Stop the Clock! With Garbanzo Beans
By Cheryl ForbergThe nutty-flavored chickpea is also known as the garbanzo bean. From Indian curries to Provençal soccas (or chickpea flour crepes), it’s a culinary chameleon and lends itself well to different textures and seasonings
The nutty-flavored chickpea is also known as the garbanzo bean. It is no stranger to a variety of ethnic cuisines the world over. From Indian curries to Provençal soccas (or chickpea flour crepes), it’s a culinary chameleon and lends itself well to different textures and seasonings.
Garbanzos can be found and enjoyed in a number of forms, from immature shoots to plump fresh beans, though most of us are accustomed to purchasing them canned (and already cooked). Dry beans are also available and relatively inexpensive, but many people don’t like the extra steps required to soak them before simmering for an hour or so.
When dried and ground, the chickpea is also used as flour in sweet and savory dishes. Rich in protein, they’re also a source of phytosterols. This plant compound promotes heart health by decreasing the absorption of cholesterol. These healthy legumes are also loaded with fiber, thus increasing satiety, which may keep obesity under control.
I love their nutty taste in every form, but my hands down favorite way to eat garbanzo beans is in the Middle Eastern appetizer called hummus. Creamy chickpeas are ground with garlic and spices for a highly-seasoned dip. Some hummus recipes are very high in fat and calories because they often include a generous amount of tahini (a rich creamy spread of ground sesame seeds) and a healthy dose of olive oil.
This month’s recipe adds a smoky flair by puréeing roasted red bell peppers into the mix. Not only does this kick up the flavor and the color, but it also reduces the proportion of fat in the finished recipe, since bell peppers don’t contain any (fat).
Roasted Red Pepper Hummus PlatterAll in all, this dip (or spread) takes minutes to prepare and will keep for several days if refrigerated.
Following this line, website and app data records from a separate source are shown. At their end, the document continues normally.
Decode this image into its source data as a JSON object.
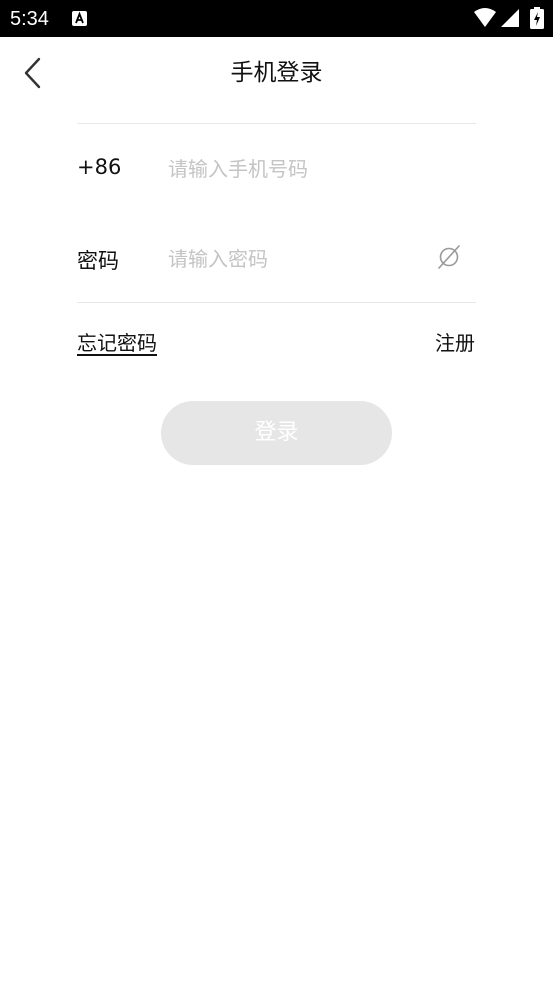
{
  "status_bar": {
    "time": "5:34",
    "notification_icon": "a-square-icon",
    "icons": [
      "wifi-icon",
      "signal-icon",
      "battery-charging-icon"
    ]
  },
  "header": {
    "title": "手机登录",
    "back_icon": "chevron-left-icon"
  },
  "form": {
    "phone": {
      "country_code": "+86",
      "value": "",
      "placeholder": "请输入手机号码"
    },
    "password": {
      "label": "密码",
      "value": "",
      "placeholder": "请输入密码",
      "visibility_icon": "eye-off-icon"
    }
  },
  "links": {
    "forgot_password": "忘记密码",
    "register": "注册"
  },
  "login_button": {
    "label": "登录",
    "enabled": false
  },
  "colors": {
    "status_bar_bg": "#000000",
    "background": "#ffffff",
    "text": "#111111",
    "placeholder": "#c4c4c4",
    "divider": "#e8e8e8",
    "button_disabled_bg": "#e6e6e6",
    "button_text": "#ffffff",
    "icon_gray": "#9a9a9a"
  }
}
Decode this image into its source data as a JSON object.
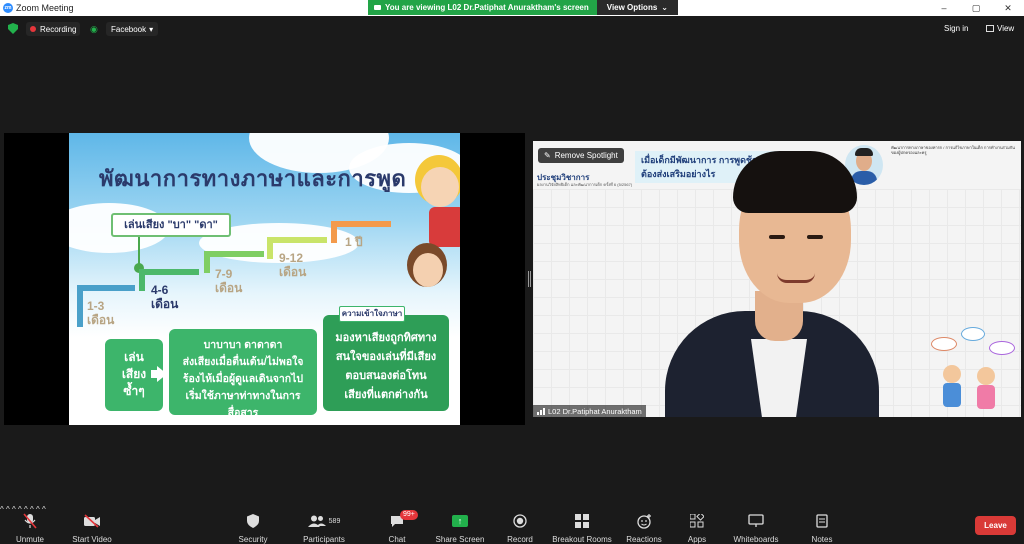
{
  "window": {
    "title": "Zoom Meeting",
    "app_icon": "zoom",
    "share_banner": "You are viewing L02 Dr.Patiphat Anuraktham's screen",
    "view_options": "View Options",
    "controls": [
      "–",
      "▢",
      "✕"
    ]
  },
  "topbar": {
    "recording_label": "Recording",
    "stream_label": "Facebook",
    "sign_in": "Sign in",
    "view_label": "View"
  },
  "slide": {
    "title": "พัฒนาการทางภาษาและการพูด",
    "baba_label": "เล่นเสียง \"บา\" \"ดา\"",
    "ages": [
      {
        "num": "1-3",
        "unit": "เดือน"
      },
      {
        "num": "4-6",
        "unit": "เดือน"
      },
      {
        "num": "7-9",
        "unit": "เดือน"
      },
      {
        "num": "9-12",
        "unit": "เดือน"
      },
      {
        "num": "1 ปี",
        "unit": ""
      }
    ],
    "box_repeat": "เล่น เสียง ซ้ำๆ",
    "box_babble_1": "บาบาบา ดาดาดา",
    "box_babble_2": "ส่งเสียงเมื่อตื่นเต้น/ไม่พอใจ",
    "box_babble_3": "ร้องไห้เมื่อผู้ดูแลเดินจากไป",
    "box_babble_4": "เริ่มใช้ภาษาท่าทางในการสื่อสาร",
    "tag_understand": "ความเข้าใจภาษา",
    "box_understand_1": "มองหาเสียงถูกทิศทาง",
    "box_understand_2": "สนใจของเล่นที่มีเสียง",
    "box_understand_3": "ตอบสนองต่อโทน",
    "box_understand_4": "เสียงที่แตกต่างกัน"
  },
  "camera": {
    "spotlight_button": "Remove Spotlight",
    "participant_name": "L02 Dr.Patiphat Anuraktham",
    "bg_slide_title_1": "เมื่อเด็กมีพัฒนาการ การพูดช้า",
    "bg_slide_title_2": "ต้องส่งเสริมอย่างไร",
    "bg_slide_left": "ประชุมวิชาการ",
    "bg_slide_small": "ผลงานวิจัยสิทธิเด็ก และพัฒนาการเด็ก ครั้งที่ 6 (5/2567)",
    "bg_right_text": "พัฒนาการทางภาษาของทารก / การแก้ไขภาษาในเด็ก การทำงานร่วมกันของผู้ปกครองและครู"
  },
  "toolbar": {
    "unmute": "Unmute",
    "start_video": "Start Video",
    "security": "Security",
    "participants": "Participants",
    "participants_count": "589",
    "chat": "Chat",
    "chat_badge": "99+",
    "share_screen": "Share Screen",
    "record": "Record",
    "breakout": "Breakout Rooms",
    "reactions": "Reactions",
    "apps": "Apps",
    "whiteboards": "Whiteboards",
    "notes": "Notes",
    "leave": "Leave"
  },
  "colors": {
    "accent_green": "#22b14c",
    "leave_red": "#d93a37",
    "slide_green": "#3db56b",
    "zoom_blue": "#2d8cff"
  }
}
It can be served as an appetizer with warm whole grain pita bread which has been cut in bite-size wedges, or served as a sandwich on warmed pita with sliced tomatoes and shredded lettuce. My favorite way to serve hummus is with fresh crudités, as it tastes delicious with virtually every veggie from jicama to broccoli.
Roasted Red Pepper Hummus
Yield: About 4 cups; 16 (¼-cup) servings
11-ounce tub Melissa’s Garbanzo beans
(equals 3 cups cooked garbanzos)
1/2 jar Melissa’s Fire Roasted Sweet Red Bell Peppers
, drained (7 ½ ounces or 1 cup)
1/2 cup Melissa’s Lime
1 tablespoon lime peel, grated
1/2 cup tahini
2 teaspoons ground cumin
1 tablespoon Melissa’s Garlic
1 teaspoon salt
2 tablespoon chopped cilantro For crudité
8 ounces fresh Melissa’s Sno Peas
8 ounces jicama
, cut in julienne sticks
8 ounces baby carrots
1 English cucumber, cut in 1/2-inch slices
2 yellow bell peppers
, trimmed and cut into 1” slices
Instructions for hummus
Cook garbanzo beans according to package instructions. Drain; cool. There will be about 3 cups of cooked garbanzo beans.
Place all ingredients, for the hummus, except cilantro in the bowl of a food processor or jar of a blender. Process or blend until very smooth, about 4 minutes. Transfer to serving bowl. Garnish with cilantro.
Instructions for crudités
Arrange crudités decoratively on a platter with the bowl of hummus. Serve immediately. Leftover hummus keeps for several days if refrigerated.